CATHEDRAL OF NOTRE DAME, NOYON, FRANCE: This battle-scarred cathedral is still a wonder to visit. This is where Charlemagne was crowned in 768, as was the first Capetian King, Hugh Capet, in 987. That original cathedral burned in 1131, and then was rebuilt between 1145 and 1235. It is an excellent example of early Gothic architecture in France. The Town of Noyon was occupied by German forces in both the First and Second World Wars. Internal and external walls still reveal the damage from the battles that raged in Noyon. This photo shows scattered shrapnel damage on an exterior wall, a permanent reminder of the wars that have ravaged this beautiful cathedral. Shot handheld with a Nikon D300, Nikkor AF-S 16-85mm lens at 34mm, f11, 1/640 sec. ISO 2000. Photo by John Ecker.

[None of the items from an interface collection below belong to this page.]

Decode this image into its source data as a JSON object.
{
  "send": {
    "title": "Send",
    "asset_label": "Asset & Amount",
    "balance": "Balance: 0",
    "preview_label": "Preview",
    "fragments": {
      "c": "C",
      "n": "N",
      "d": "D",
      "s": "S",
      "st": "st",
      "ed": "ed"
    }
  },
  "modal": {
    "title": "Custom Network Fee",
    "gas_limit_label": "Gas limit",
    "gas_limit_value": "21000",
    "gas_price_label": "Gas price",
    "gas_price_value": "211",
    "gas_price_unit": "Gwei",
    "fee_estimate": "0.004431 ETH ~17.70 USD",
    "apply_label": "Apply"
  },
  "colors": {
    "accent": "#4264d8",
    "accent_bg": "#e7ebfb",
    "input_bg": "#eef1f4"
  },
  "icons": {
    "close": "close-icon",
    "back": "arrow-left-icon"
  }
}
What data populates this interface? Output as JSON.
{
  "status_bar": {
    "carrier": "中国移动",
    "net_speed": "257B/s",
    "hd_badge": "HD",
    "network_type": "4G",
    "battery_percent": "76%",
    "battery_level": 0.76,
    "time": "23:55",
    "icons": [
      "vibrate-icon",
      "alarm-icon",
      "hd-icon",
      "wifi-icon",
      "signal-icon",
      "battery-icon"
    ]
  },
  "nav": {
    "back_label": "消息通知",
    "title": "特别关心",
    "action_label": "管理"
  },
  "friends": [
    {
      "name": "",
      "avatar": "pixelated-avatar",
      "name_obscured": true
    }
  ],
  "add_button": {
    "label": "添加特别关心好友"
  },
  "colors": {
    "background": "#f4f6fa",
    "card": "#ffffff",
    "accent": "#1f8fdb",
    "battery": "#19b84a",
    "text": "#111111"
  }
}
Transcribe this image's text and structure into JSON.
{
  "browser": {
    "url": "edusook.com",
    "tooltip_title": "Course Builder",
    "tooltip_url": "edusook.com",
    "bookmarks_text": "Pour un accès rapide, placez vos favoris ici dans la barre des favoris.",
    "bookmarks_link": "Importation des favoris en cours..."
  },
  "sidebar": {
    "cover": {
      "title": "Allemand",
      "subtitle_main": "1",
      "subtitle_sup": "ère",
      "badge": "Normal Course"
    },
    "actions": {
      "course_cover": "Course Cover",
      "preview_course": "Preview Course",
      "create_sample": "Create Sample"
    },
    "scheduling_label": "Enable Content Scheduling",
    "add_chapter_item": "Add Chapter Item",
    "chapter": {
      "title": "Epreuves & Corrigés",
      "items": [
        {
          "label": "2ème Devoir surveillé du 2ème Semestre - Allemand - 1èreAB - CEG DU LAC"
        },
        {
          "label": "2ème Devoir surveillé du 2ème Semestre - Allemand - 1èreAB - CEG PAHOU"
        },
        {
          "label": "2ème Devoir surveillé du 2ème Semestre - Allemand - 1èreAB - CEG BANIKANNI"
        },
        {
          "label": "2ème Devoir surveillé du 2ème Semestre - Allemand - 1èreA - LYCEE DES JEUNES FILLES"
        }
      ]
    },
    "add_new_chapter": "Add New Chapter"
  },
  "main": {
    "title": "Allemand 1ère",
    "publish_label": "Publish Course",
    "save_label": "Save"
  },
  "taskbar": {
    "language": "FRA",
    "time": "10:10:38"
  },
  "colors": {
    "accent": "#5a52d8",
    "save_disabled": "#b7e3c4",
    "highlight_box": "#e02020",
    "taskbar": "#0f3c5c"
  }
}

CATHEDRAL OF NOTRE DAME, LAON, FRANCE: This beautiful early Gothic Cathedral in northern Champagne is visible from kilometres away. It sits on the highest point of the ancient town. The steep drive to the top is exhilarating in itself, via narrow roads with many switchbacks. We arrived late in the day and found the building was locked. We’d have to await the next day for a visit inside the massive cathedral. With the western sun on the massive red doors, the beauty of the steep gables and statuary were aglow like no other time of the day. Notre Dame was completed in 1225 after nearly seventy-five years of construction. The interior is magnificent. My favourite feature is the 13th century crossing lantern. And, on the west façade you can see the memorial to World War I Commonwealth war dead. Shot handheld with a Nikon D300, Nikkor AF-S 16-85 mm at 39mm, f5, 1/50 sec., ISO 800. Photo by John Ecker
THE BASILICA OF ST. DENIS: Just north of Paris, in the suburb of St. Denis, is the beautiful Basilica of St. Denis. It’s not a huge church, but what it lacks in size it more than makes up for in artifacts and history. Construction of the Gothic church began in 1136. Virtually every French king is buried here, earning it the title of Royal Acropolis of France. During the French Revolution, crypts were raided and bodies dumped nearby in pits. The remains were subsequently recovered and reburied. Beneath the altar, in the crypt, are the remains of Louis XVI and Marie Antoinette. Also buried here are the remains of Clovis I, Dagobert I, Henry II and Catherine de’ Medici, among others. I recommend reading Great Gothic Cathedrals of France, by Stan Parry, in my view, the best and most readable book about French Gothic Cathedrals. Shot handheld with a Nikon D300, Nikkor 70mm -300mm AF-S VR lens, at 300mm, f22, 1/80th sec, ISO 3200. Photo by John Ecker | pantheon photography